I was so grateful to read Renee Sappington's post in regards to the Mississippi Annual Conference.
Mississippi's been on my mind recently, ever since a friend shared with me the wording of Resolution #3. The resolution, responding to a presentation given by Renee and her partner at last year's Annual Conference, read in part:
"AND WHEREAS, as a result of this testimony, great harm has been done to the Mississippi Annual Conference of the United Methodist Church. The results of this testimony were division, embarrassment, anger, and frustration. Some churches lost members and some withheld apportionments in protest."
The direction of this argument is one that has become familiar across our conferences and across our churches as we work to co-create a church that is as fully just, inclusive, and loving as our just, inclusive, and loving Savior would desire it to be.
Arguments against inclusion such as this one originate in a belief that it is not exclusion or silencing that cause pain in our churches and our communities, but rather the struggle to end exclusion and silencing. Bringing up taboo topics, the argument goes, means division. Stay silent and we can maintain unity.
Of course, for those who feel excluded or persecuted by the very church that should love them, this "unity" is the unity of closets and half-lives, not a a true unity of integrity and wholeness. It's a unity based on scapegoats--a unity based on exclusion. And it is this false unity that is creating "embarrassment, anger, and frustration" and is causing us to lose some of the most dedicated disciples and ministers of our church.
Case in point: A friend of mine recently send me a copy of a letter that he had also sent to his Bishop, District Superintendent, and District Committee on Ministry. The letter reads, in part:
"It has become clear to me in the past few months that at this point I cannot, in good conscience, continue in the process toward ordination in the United Methodist Church. I cannot, as a person of integrity operate under the current “don’t ask, don’t tell” policy of the United Methodist Church in regard to Sexual Orientation. I love the United Methodist Church. It is through the church that I have been formed and experienced my call to discipleship and my call to ministry. It pains me to realize that I must go elsewhere to truly live out my calling with integrity. I pray, that through the Grace of God, the United Methodist Church will one day come to realize the sinfulness of a policy that force women and men to lie about who they are and hide their spouses, children, and other loved ones....I look forward with great hopefulness to the day when no one has to write a senseless letter like this to the United Methodist Church."
Let's work and pray for that great day.

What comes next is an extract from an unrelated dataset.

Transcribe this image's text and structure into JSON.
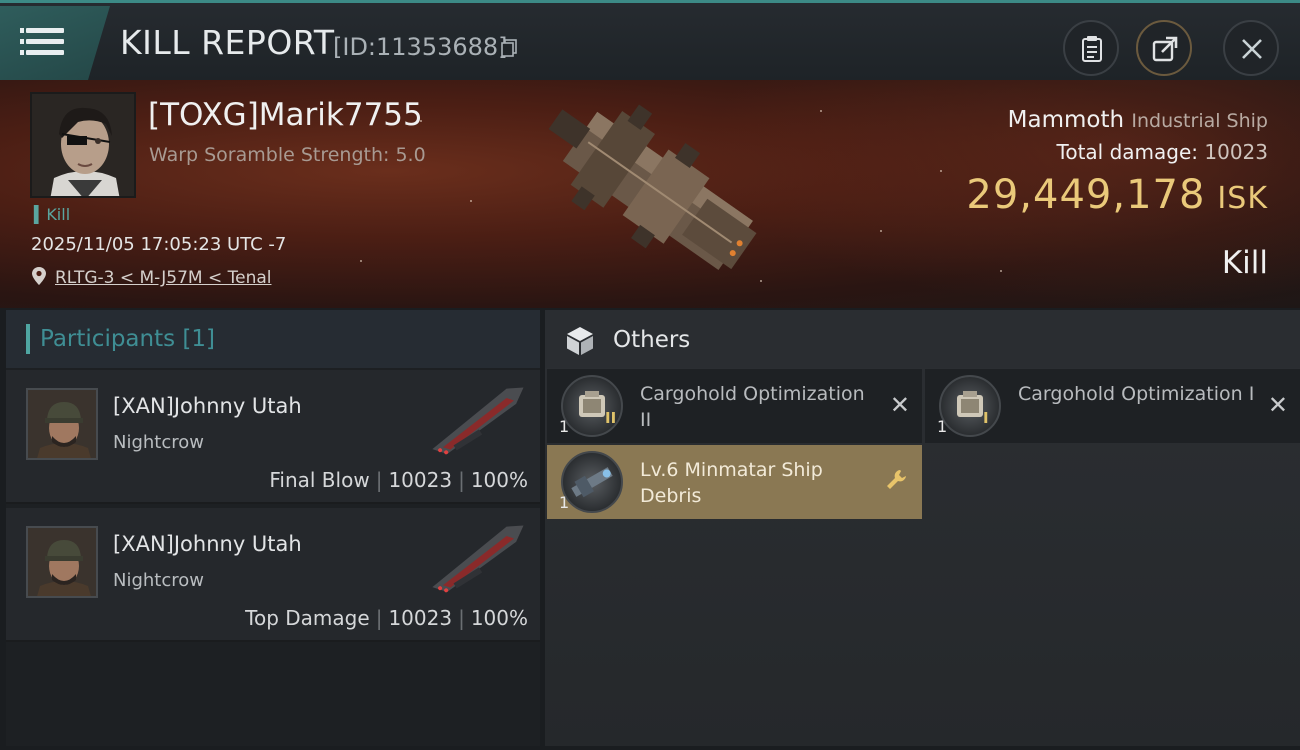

David Hosey is a life-long United Methodist and will be entering Wesley Theological Seminary in the Fall of 2010. From July 2007-July 2010, he worked as a Mission Intern with Global Ministries of the United Methodist Church, serving with the Sabeel Center in Jerusalem, Israel/Palestine and the US Campaign to End the Israeli Occupation in Washington, DC, U.S.A. He is an inquiring candidate for ordained ministry in the United Methodist Church and also blogs at http://hoseyblog.blog.com. He attends Dumbarton UMC in Washington, DC, which is where a friend first asked him whether he would become a Reconciling United Methodist. He said yes. Now you're stuck with him.